The International Monetary Fund (IMF) views the current situation of Nepal in an interesting light. A report titled ‘Nepal: Recent Fiscal Developments’ shows that Nepal’s public debt is on a downward trend over the past decade. The report compared this downward trend to the trend of other ‘low-income countries’ (LIC) – the median of public debt of other 45 LICs has seen a sharp increase since 2012. However, Nepal’s debt has seen a sharp decline since 2006. The IMF has attributed this decline to the fact that, especially in the last three months, Nepal has had low capital spending despite revenue growth.
Let us talk about why the IMF has put an ‘interesting spin’ in the report on Nepal’s public debt. The report makes us question whether decrease in public debt is actually beneficial or not-so-beneficial for the country. Less public debt reveals that the budget is in a surplus state and that the country is not taking out more loans to cover up a budget deficit – this seems to be beneficial for Nepal’s economy. However, the IMF report links the decrease in public debt to low capital spending, in that Nepal has not been able to spend all the money raised through significant channels and invested in sources that will lead to a long term revenue growth. Capital expenditure of the review period stood only at 6.5 percent of annual budget estimate of 208.88 billion – this appears to be harmful for Nepal’s economy. Low capital spending reveals lack of dynamic economic activities and also reveals that the earthquake and the crisis that followed stalled many key capital expenditures of the country. The 52 billion that was unspent from fiscal year 2013/14 was carried over to fiscal year 2014/2015. Likewise, 48 billion that was unspent from fiscal year 2014/2015 has been carried over to the fiscal budget of 2015/2016.

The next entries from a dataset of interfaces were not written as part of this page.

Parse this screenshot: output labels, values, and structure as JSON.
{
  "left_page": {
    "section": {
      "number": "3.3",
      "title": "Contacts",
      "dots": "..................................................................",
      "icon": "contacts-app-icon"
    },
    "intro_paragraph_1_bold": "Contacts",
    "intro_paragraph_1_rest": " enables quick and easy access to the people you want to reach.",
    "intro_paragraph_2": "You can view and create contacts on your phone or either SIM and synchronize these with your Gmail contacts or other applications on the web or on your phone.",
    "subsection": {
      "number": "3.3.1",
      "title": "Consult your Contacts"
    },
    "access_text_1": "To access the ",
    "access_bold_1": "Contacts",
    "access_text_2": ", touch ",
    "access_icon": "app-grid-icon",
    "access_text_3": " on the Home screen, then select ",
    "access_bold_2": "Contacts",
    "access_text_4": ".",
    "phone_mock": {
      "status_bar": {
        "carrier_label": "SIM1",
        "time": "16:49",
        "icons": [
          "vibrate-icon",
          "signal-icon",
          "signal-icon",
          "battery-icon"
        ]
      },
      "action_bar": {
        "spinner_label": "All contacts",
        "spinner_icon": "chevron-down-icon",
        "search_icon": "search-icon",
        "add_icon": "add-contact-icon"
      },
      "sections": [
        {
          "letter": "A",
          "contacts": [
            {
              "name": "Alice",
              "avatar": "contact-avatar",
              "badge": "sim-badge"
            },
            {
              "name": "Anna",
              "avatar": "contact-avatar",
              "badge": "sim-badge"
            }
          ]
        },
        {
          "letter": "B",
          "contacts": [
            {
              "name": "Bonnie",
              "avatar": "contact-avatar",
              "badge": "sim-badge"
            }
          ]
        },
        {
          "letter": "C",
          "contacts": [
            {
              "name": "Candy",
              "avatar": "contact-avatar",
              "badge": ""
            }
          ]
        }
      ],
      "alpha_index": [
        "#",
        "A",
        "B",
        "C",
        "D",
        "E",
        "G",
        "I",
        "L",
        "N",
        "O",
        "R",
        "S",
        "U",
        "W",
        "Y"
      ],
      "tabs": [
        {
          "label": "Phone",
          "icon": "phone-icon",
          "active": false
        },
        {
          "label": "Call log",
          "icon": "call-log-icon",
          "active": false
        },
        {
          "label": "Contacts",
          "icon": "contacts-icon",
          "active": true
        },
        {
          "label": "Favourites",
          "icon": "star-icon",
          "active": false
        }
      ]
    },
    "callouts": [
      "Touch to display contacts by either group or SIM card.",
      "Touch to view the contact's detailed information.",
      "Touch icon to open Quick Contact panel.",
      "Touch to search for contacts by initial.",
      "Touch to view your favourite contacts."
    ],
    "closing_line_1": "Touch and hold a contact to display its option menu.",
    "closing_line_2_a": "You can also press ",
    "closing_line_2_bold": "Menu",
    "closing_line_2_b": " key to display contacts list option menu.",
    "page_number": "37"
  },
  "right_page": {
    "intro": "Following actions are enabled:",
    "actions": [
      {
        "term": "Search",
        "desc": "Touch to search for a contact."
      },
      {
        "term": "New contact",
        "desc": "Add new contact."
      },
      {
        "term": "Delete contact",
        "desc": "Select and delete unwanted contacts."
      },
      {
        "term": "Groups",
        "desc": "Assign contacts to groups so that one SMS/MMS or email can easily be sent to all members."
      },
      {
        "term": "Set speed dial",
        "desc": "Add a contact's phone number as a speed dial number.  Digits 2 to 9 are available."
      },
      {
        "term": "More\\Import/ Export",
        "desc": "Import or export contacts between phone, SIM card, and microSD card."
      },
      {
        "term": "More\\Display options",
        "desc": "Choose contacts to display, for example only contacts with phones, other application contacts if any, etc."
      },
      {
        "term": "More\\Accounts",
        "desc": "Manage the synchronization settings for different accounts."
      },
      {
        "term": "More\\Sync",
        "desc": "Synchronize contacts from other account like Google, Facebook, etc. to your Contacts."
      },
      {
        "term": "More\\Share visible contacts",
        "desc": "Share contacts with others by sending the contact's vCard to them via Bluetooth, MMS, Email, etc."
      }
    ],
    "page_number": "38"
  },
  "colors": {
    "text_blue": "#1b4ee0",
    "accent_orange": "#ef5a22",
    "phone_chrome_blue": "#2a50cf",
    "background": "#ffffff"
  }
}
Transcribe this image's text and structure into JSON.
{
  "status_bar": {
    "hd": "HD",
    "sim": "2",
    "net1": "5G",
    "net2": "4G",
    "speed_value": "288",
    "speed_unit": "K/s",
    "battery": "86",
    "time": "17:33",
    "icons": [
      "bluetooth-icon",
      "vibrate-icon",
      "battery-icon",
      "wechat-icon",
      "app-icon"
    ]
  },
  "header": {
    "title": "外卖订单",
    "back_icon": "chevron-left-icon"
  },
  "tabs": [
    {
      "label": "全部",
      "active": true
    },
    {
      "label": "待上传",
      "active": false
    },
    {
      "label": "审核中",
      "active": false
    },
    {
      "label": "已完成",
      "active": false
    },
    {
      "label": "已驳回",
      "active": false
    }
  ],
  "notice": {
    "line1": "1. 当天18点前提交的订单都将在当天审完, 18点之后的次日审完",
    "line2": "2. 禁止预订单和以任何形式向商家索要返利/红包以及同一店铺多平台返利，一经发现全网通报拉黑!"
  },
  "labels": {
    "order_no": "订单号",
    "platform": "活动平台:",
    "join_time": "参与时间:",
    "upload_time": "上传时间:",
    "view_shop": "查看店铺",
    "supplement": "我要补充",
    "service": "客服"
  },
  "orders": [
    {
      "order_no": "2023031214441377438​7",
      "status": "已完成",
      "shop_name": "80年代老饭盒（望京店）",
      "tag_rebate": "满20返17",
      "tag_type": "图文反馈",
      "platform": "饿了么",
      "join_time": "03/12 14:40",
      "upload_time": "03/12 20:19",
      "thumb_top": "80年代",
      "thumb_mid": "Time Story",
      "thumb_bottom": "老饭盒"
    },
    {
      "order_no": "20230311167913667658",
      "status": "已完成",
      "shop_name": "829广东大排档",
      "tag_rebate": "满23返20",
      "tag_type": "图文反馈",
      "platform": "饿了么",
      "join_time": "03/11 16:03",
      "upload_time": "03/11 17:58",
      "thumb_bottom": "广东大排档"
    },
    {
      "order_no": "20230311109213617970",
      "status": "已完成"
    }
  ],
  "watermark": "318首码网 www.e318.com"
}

How should Nepal move forward then? It cannot be contested that Nepal should be utilizing all the money raised and investing in development and long term sustainable projects. Most of our public debt resources comprises loans taken from development partners and they should be duly utilized. However, it is also necessary to note that we should be careful in utilizing the public debt and spending in these ‘capital expenditures.’ We should be wary about the fact that if the country does not appropriately monitor its spending on capital expenditures, it is very easy for the country to over spend, incur deficit, and borrow more without actually having the capacity to repay the loans.
IMF has flagged the issue that Nepal is ranked low in its capital spending; however, has IMF flagged the possibility and danger of overspending and over-borrowing by ‘low-income countries’ such as Nepal? The likelihood of IMF actually warning countries against the danger of over-borrowing is quite low. Why, one might ask. It becomes necessary to understand how IMF works and what kind of leverage it exerts over the so-called ‘low-income countries.’ Originally established to provide countries with short term loans to help them achieve balance of payments, the IMF, since the 1980s, has been providing emergency loan packages to countries and these packages come with certain policies, called the structural adjustment policies (SAPs). These policies are economic policies designed for ‘developing countries’ by international organizations such as the World Bank and the IMF. The developing countries or countries who are undergoing financial crisis are provided loans by the IMF on the condition that they adopt economic policies prescribed by the IMF. For example, for countries to be able to borrow from IMF, it has to agree on IMF’s policies regarding how much the borrower countries can spend on health care, development projects, education, protection, environment, and so on.
It is a myth that these structural adjustment policies, ‘prescribed for the economic development of low-income countries’, are always beneficial for borrower countries. One cannot ignore the fact that that decision making capacity of rich and powerful member countries gets more leverage in designing the SAPs. This increases the likelihood of the gap between the ‘first world’ countries and the ‘third world’ countries to widen even more. Countries’ lose their capacity to develop policies that are strong and suit the country’s needs. For example, Bishnu Rimal in an article states that, in the 1990s, the Nepali government emphasized privatization of industries based on the recommendations by IMF. Public enterprises were sold to capitalists and foreign companies despite the fact that most of these companies were operating in profits. This, among other such policies, did not help the country’s economy.
Nepal thus needs to be cautious regarding how it utilizes the money raised and how can it repay its loans from the sources it invests in. It is not easy to escape the gaze of organizations such as the IMF; however, it is inevitable that the country plans its future moves carefully.